▶ [Working data]
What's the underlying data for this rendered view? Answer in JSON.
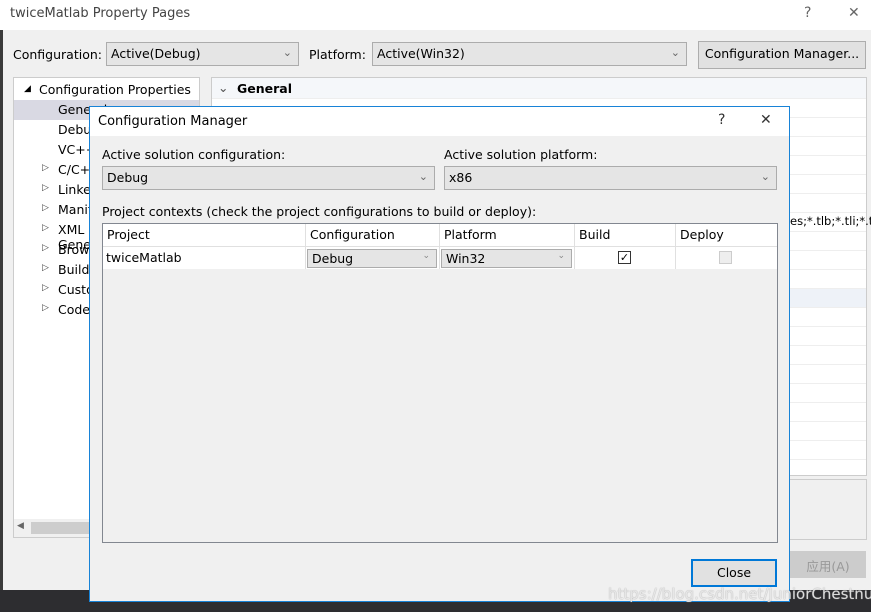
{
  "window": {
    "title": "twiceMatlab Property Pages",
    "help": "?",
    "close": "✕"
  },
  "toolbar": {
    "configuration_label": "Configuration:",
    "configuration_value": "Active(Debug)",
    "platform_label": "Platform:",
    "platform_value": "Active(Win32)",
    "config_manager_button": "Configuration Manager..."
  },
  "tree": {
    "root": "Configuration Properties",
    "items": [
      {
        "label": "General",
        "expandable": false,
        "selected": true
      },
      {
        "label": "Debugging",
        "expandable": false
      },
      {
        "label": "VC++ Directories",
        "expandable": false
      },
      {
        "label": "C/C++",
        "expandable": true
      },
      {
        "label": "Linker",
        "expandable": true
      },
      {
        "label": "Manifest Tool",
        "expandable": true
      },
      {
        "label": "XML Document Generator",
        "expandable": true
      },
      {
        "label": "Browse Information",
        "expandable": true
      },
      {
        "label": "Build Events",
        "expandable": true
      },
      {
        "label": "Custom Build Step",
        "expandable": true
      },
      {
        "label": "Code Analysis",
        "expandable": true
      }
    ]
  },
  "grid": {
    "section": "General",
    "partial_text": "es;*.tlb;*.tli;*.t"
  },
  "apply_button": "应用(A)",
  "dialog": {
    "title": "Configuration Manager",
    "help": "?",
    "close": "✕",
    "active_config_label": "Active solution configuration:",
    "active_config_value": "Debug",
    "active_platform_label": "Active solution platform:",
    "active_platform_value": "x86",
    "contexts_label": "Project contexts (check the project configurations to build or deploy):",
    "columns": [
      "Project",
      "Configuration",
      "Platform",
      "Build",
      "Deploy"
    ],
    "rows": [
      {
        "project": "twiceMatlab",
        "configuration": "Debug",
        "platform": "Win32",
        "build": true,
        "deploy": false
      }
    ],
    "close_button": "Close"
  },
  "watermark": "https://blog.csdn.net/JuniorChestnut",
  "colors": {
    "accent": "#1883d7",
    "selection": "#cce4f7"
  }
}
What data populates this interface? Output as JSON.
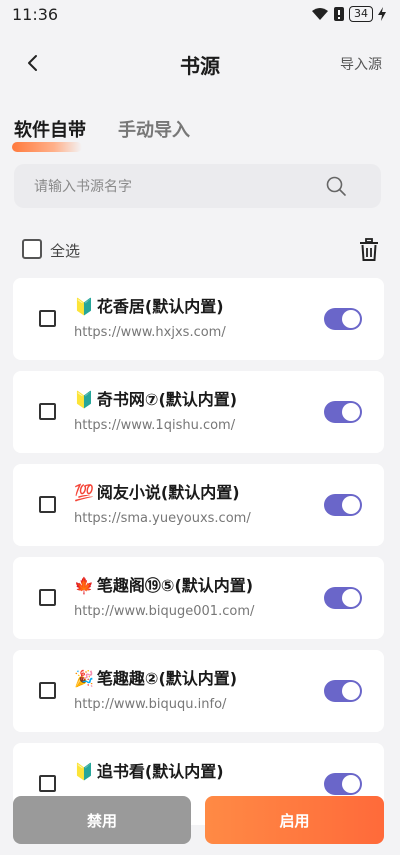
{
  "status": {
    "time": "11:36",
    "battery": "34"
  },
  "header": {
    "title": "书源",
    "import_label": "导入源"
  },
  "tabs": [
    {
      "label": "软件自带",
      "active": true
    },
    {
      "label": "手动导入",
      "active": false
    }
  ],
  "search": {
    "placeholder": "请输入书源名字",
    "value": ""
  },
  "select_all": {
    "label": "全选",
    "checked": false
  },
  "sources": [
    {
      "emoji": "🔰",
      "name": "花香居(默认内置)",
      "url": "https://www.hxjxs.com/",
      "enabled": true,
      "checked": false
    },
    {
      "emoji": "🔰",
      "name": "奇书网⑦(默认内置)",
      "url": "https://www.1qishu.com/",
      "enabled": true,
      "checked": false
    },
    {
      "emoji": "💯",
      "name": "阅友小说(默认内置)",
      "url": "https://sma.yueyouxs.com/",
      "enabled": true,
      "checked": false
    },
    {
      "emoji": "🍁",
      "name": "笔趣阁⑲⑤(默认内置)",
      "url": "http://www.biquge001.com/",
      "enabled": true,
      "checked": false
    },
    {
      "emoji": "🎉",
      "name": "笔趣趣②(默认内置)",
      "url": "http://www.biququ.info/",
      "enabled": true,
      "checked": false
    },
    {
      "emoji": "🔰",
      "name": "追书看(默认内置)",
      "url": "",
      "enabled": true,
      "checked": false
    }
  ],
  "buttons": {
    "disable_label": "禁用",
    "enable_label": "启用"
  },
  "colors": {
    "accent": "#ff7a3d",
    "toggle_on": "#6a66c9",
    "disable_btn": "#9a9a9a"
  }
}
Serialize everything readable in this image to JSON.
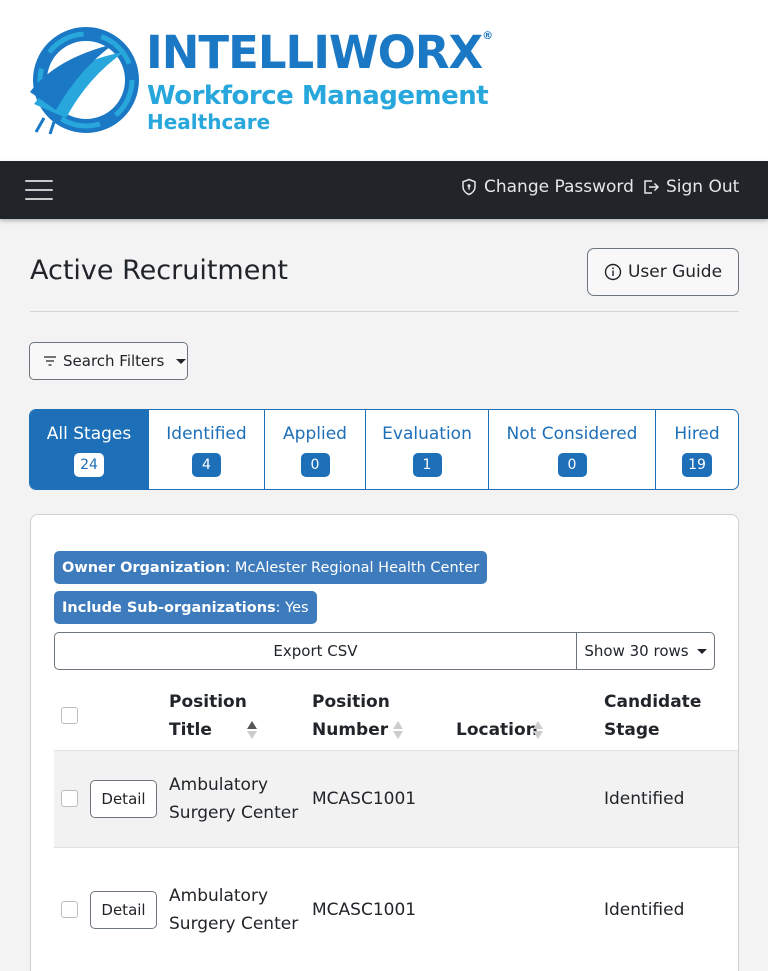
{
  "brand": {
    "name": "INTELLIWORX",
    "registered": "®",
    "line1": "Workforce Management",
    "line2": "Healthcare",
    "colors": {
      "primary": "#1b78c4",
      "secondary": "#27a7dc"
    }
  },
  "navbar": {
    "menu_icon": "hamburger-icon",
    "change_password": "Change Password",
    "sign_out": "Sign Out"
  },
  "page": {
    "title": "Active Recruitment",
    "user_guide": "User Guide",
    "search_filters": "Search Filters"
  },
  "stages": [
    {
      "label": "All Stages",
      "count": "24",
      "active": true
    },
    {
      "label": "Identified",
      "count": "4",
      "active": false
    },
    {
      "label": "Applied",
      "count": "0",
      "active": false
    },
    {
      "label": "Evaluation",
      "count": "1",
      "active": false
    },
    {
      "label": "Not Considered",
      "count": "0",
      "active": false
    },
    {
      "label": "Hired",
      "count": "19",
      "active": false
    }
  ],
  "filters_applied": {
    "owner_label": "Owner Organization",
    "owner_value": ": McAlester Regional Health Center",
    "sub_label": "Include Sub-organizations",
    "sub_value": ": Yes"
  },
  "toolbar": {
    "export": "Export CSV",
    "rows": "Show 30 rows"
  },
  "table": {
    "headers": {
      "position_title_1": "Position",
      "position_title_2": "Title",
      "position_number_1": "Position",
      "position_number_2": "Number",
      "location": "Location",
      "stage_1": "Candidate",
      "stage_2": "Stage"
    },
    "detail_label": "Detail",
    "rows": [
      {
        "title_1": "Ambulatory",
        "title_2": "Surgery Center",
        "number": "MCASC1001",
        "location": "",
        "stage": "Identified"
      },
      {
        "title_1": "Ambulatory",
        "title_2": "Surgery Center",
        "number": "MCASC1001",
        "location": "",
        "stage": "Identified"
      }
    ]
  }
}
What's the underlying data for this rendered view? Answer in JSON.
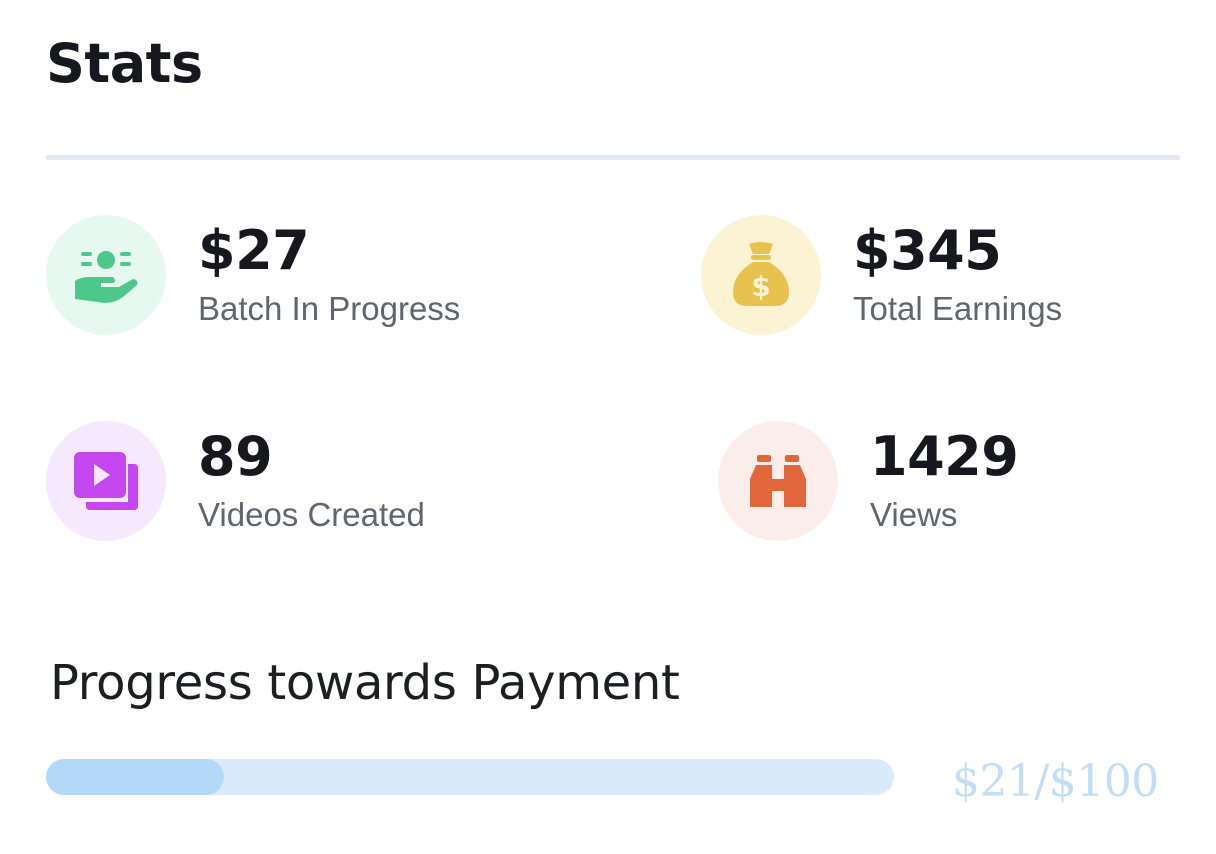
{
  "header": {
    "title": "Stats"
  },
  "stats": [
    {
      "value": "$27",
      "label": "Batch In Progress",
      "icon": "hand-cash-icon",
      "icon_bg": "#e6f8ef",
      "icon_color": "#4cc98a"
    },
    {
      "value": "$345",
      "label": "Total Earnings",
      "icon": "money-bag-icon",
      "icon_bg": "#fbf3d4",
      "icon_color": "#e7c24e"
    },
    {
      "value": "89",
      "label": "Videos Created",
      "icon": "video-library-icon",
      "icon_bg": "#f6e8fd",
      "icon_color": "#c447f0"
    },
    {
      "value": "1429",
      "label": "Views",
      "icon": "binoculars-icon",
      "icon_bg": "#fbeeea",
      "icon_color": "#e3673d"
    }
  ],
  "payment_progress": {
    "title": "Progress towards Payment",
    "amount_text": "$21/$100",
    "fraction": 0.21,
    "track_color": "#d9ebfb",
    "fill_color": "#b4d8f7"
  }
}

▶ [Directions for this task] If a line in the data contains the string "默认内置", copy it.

▶ [Completed exercise]
      "name": "花香居(默认内置)",
      "name": "奇书网⑦(默认内置)",
      "name": "阅友小说(默认内置)",
      "name": "笔趣阁⑲⑤(默认内置)",
      "name": "笔趣趣②(默认内置)",
      "name": "追书看(默认内置)",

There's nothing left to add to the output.